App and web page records
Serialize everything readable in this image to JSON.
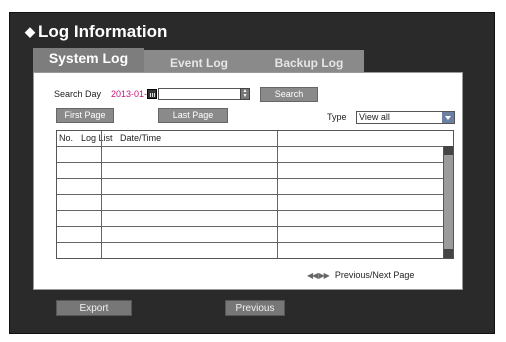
{
  "window": {
    "title": "Log Information"
  },
  "tabs": [
    {
      "label": "System Log",
      "active": true
    },
    {
      "label": "Event Log",
      "active": false
    },
    {
      "label": "Backup Log",
      "active": false
    }
  ],
  "search": {
    "label": "Search Day",
    "date_value": "2013-01-01",
    "button": "Search"
  },
  "paging": {
    "first": "First Page",
    "last": "Last Page",
    "prev_next": "Previous/Next Page"
  },
  "type_filter": {
    "label": "Type",
    "selected": "View all"
  },
  "table": {
    "columns": [
      "No.",
      "Log List",
      "Date/Time",
      ""
    ]
  },
  "footer": {
    "export": "Export",
    "previous": "Previous"
  },
  "colors": {
    "frame": "#2a2a2a",
    "tab_active": "#7d7d7d",
    "button": "#8a8a8a",
    "date_accent": "#c2187a"
  }
}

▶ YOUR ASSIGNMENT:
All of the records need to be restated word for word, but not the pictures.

▶ TASK SOLUTION:
Serialize everything readable in this image to JSON.
{
  "window": {
    "title": "Log Information"
  },
  "tabs": [
    {
      "label": "System Log",
      "active": true
    },
    {
      "label": "Event Log",
      "active": false
    },
    {
      "label": "Backup Log",
      "active": false
    }
  ],
  "search": {
    "label": "Search Day",
    "date_value": "2013-01-01",
    "button": "Search"
  },
  "paging": {
    "first": "First Page",
    "last": "Last Page",
    "prev_next": "Previous/Next Page"
  },
  "type_filter": {
    "label": "Type",
    "selected": "View all"
  },
  "table": {
    "columns": [
      "No.",
      "Log List",
      "Date/Time",
      ""
    ]
  },
  "footer": {
    "export": "Export",
    "previous": "Previous"
  },
  "colors": {
    "frame": "#2a2a2a",
    "tab_active": "#7d7d7d",
    "button": "#8a8a8a",
    "date_accent": "#c2187a"
  }
}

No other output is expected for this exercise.